For Americans in the 1950’s and 1960’s, still living with the vivid memories of the Nazi concentration camps and (particularly after 1957) increasingly presented with the facts about the full horror of the Soviet gulags, the grotesque reality of the moral equivalence between right and left wing totalitarianism was as viscerally real as the image of Osama Bin Laden gloating over the sight of people leaping from the windows of the world trade center is to Americans today.
In the 1980’s, however, the issue suddenly seemed to become moot. In 1985 Mikhail Gorbachev began the process of reform of the Soviet system and in 1989 the Berlin Wall fell, signaling the end of the Soviet empire. Freedom had triumphed, it appeared, and the danger of totalitarian thought control left behind in the past.
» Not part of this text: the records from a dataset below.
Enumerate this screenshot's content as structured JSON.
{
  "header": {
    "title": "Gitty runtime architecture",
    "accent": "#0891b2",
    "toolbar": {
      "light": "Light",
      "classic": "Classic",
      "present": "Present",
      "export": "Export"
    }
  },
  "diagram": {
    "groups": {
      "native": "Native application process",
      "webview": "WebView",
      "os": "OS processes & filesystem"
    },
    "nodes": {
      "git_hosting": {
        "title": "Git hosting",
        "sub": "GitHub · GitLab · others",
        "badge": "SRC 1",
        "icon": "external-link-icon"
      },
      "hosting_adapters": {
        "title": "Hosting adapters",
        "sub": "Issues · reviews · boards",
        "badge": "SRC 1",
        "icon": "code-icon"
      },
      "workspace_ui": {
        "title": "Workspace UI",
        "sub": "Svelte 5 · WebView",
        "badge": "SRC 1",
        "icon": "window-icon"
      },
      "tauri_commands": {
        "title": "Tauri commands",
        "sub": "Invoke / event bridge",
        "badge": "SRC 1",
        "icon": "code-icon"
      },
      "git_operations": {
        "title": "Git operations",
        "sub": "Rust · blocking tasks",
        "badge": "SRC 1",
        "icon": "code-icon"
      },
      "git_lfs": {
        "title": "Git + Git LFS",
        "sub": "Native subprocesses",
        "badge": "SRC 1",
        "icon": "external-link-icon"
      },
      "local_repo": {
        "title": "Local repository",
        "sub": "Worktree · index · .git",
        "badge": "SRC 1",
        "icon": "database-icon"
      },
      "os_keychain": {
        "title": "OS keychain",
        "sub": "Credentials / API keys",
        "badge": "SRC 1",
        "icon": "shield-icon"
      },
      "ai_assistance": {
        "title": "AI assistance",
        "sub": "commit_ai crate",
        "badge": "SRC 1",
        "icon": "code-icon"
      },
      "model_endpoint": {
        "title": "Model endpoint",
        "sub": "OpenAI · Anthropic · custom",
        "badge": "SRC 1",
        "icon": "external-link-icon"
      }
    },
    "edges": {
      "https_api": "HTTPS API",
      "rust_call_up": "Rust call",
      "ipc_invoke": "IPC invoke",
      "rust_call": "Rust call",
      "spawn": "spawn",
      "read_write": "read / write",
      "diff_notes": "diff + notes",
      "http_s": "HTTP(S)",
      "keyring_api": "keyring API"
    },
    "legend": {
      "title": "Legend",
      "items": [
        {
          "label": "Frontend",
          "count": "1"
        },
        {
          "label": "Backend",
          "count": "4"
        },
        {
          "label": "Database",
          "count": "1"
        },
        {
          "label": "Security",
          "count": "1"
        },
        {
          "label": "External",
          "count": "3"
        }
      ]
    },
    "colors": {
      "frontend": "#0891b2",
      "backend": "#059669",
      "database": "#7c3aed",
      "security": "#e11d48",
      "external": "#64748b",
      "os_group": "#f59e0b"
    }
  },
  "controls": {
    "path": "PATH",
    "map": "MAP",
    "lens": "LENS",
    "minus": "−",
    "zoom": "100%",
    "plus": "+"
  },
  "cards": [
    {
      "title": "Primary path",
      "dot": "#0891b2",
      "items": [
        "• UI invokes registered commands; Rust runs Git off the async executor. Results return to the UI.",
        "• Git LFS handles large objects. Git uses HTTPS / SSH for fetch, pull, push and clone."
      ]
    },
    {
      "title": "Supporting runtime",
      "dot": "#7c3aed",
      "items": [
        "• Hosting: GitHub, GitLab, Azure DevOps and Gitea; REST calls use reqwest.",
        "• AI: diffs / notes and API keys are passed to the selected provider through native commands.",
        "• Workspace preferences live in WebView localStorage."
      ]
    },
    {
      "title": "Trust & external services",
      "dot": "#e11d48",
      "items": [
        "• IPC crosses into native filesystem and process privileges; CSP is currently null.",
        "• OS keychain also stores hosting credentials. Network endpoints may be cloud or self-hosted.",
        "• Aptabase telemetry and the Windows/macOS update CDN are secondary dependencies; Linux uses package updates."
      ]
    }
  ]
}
Ironically, however, in those same two years two other less widely noted events also occurred. In 1985 FOX news began plans for “fourth network” to challenge ABC, NBC and CBS and in 1989 Rupert Murdoch launched a 24 hr news channel in Europe – Sky News — that was the beta test site for Fox News and the first network-wide template for Fox’s presentation of political “news” today. For the first time a major TV network systematically throughout its operations embraced the emerging political world of mechanically repeated “talking points”, the reduction of all issues to simplistic “sound-bites” and the use of relentless and rigid “message discipline”.
For Americans today, the slow emergence of these techniques over the last 30 years has made them seem gradual rather than dramatic departures from the past, but a U.S. Senator or TV news anchor of the 50’s or 1960’s who suddenly awakened in the modern world would be genuinely shocked and profoundly dismayed. Gradually our standards of political discourse have been profoundly degraded by methods that once would have been the subject of outrage.
Some will object, of course, that modern political methods really have absolutely nothing to do with the prior concerns about totalitarian techniques like the use of propaganda, brainwashing and thought control. Absolutely nothing at all. After all, things are completely different today.
Today, they will explain, the most important fact we have to remember is that the other guys are much, much worse than we are. We have to constantly remind ourselves that freedom itself is in mortal danger today and the stakes are too high not to use every means at our disposal to protect our way of life. We must never forget that “we” are the good guys and “they” are the bad guy and that all of the good people like us have to remain firmly united against the common enemy.
As long as we resolutely continue to remember these simple facts and refuse to be distracted by naysayers who criticize the firmness of our methods, they will conclude, there is nothing to worry about. Things will be just fine.